From:Damian Yerrick <tepples@...>
Date:Thursday, February 17, 2005, 9:15
Gary Shannon wrote:

> I just woke up with this odd thought running through > my mind for a quick and easy syllabary. Each of the > 26 letters of the Roman alphabet could be treated as a > syllable and pronounced in full within the context of > the word. Thus "STO" would be pronounced "es'tio", > "HAD" would be "aitchay'dee". > > Then maybe the lower case letters could represent an > alternate syllable like "R" = "aar" while "r" = "ro". > Maybe the rule could be vowel before consonant in the > upper case and vowel after consonant in the lower > case. ("M" = "em", "m" = "ma", "P" = "ep", "p" = > "pee", "TO" = "tio", "tO" = "eto", etc. (But what > about "A" vs "a" hmmm. I don't know.))
Have A and a represent the glottal stop, just as they do in Hebrew.
> That would make for an easy-to-remember 52 symbol > syllabary. And it could be easily mapped onto a > custom made font that worked easily with the standard > English keybord.
Syllabary or abugida?
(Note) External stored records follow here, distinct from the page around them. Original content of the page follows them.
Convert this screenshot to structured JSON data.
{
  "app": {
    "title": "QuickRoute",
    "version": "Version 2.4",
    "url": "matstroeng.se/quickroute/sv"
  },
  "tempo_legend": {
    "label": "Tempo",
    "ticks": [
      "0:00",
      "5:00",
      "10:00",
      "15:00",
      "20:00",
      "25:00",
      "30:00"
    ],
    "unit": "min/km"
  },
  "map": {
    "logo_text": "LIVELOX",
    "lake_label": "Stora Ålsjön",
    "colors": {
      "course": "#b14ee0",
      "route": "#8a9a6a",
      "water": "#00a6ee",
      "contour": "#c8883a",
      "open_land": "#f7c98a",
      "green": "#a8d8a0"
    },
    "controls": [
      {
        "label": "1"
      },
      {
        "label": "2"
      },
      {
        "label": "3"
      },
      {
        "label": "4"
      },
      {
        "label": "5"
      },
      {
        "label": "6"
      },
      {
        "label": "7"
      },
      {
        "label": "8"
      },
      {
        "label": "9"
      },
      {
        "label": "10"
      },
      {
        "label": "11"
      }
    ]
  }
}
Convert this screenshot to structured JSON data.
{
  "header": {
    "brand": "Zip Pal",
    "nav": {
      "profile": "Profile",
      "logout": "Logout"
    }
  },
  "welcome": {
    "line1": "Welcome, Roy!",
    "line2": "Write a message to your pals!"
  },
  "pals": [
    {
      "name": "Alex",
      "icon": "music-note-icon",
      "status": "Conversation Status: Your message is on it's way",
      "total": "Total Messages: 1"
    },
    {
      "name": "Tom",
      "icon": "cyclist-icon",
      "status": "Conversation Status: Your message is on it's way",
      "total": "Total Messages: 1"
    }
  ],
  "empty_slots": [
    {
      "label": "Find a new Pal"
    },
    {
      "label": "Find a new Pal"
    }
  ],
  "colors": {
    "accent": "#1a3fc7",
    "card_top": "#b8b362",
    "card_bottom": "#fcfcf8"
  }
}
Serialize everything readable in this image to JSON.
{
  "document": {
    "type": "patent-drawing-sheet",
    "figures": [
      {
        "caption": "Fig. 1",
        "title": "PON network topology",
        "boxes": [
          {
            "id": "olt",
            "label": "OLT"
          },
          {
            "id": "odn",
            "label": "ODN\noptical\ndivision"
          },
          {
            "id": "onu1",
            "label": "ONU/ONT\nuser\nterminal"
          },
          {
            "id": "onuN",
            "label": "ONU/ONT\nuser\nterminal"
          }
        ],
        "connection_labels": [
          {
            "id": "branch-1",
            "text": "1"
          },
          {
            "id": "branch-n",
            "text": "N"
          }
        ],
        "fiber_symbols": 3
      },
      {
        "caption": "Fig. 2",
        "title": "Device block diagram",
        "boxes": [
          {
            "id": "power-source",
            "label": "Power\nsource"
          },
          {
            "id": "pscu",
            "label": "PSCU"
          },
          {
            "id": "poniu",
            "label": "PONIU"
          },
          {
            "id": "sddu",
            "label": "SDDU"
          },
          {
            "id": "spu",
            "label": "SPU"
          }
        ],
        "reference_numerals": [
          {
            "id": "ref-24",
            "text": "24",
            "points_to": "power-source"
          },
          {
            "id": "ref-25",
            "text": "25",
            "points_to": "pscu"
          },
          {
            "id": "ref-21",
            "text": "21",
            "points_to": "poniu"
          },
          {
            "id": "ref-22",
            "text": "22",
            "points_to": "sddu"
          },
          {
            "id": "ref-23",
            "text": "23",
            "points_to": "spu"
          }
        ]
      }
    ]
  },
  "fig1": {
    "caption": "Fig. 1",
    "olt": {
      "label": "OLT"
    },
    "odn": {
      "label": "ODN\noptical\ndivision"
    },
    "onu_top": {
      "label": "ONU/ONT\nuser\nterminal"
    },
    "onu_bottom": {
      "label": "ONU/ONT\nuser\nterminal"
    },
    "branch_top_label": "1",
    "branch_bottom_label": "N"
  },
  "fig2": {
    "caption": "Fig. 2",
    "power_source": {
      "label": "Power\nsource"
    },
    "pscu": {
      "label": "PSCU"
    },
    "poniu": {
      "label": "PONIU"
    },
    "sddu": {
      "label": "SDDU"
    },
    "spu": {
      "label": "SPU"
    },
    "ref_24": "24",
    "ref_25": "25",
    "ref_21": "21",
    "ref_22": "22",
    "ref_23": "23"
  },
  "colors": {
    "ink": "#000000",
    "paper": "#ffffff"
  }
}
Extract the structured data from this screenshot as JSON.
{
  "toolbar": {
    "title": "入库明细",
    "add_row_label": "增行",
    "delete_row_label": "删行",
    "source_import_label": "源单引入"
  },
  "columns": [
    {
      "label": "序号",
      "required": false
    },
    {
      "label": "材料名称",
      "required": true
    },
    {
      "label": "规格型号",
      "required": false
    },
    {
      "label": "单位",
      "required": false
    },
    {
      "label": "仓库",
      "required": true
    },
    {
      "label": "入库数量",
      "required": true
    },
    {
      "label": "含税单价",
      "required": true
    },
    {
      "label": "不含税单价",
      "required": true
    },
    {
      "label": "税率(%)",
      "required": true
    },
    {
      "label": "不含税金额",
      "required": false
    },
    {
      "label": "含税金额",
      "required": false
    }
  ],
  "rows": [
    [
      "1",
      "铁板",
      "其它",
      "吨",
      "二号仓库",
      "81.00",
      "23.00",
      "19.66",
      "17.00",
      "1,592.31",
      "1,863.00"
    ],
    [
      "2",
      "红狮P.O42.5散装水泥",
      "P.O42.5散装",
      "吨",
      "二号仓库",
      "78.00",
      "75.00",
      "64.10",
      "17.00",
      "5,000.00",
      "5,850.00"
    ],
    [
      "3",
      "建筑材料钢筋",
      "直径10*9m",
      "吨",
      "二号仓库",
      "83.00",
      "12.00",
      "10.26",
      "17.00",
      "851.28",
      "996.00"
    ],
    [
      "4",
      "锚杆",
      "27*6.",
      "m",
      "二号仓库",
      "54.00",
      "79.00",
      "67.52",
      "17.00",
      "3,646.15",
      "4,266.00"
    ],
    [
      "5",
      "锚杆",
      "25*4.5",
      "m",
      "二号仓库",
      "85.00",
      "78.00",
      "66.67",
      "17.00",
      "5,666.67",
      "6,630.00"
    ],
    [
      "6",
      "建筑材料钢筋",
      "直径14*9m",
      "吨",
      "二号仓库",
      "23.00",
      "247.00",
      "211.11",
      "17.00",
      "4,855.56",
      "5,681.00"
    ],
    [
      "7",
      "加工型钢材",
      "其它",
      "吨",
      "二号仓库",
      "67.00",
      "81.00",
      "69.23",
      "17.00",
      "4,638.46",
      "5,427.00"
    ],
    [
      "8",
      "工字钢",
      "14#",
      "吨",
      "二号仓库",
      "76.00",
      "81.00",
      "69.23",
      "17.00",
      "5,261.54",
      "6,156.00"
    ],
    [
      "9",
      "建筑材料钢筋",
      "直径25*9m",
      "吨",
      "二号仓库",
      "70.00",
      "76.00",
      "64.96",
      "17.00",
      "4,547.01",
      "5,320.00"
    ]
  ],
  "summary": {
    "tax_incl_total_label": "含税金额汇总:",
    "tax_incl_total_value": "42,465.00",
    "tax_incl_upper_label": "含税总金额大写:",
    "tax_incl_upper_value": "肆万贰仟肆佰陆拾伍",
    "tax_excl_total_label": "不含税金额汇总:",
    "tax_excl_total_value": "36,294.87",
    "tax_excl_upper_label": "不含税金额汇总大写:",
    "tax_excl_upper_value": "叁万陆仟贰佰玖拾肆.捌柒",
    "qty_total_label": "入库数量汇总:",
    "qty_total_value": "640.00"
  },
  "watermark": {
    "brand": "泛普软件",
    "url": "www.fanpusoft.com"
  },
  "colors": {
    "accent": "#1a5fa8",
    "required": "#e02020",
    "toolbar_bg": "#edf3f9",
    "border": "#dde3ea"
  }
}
Treat it as a pure syllabary, and I see no way to distinguish multiple vowels for a given consonant, unless you take the NW Caucasian approach and determine the vowels based on the surrounding consonants. Treat it as a Brahmi-style abugida, where a vowel replaces an adjacent consonant's intrinsic vowel, and you're one step away from having a full alphabet again. (Your revised proposal tends toward an abugida.) However, determining vowels based on the consonants just might work. For example, voicing might push the vowel from neutral /a/ to a different vowel determined by the place of articulation: <pPbB> => /pa.ap.bu.ub/. Or require dissimilation between adjacent vowels: <p> => /pa/ and <T> => /at/ but <pT> => /
> Is 52 enough? There would be 140,608 valid 3-syllable > words and 7.3 million 4-syllable words. That seems > like enough.
Should be enough, especially if you build the 4-syllable words out of compounds of 2-syllable words, as Japanese likes to do. -- Damian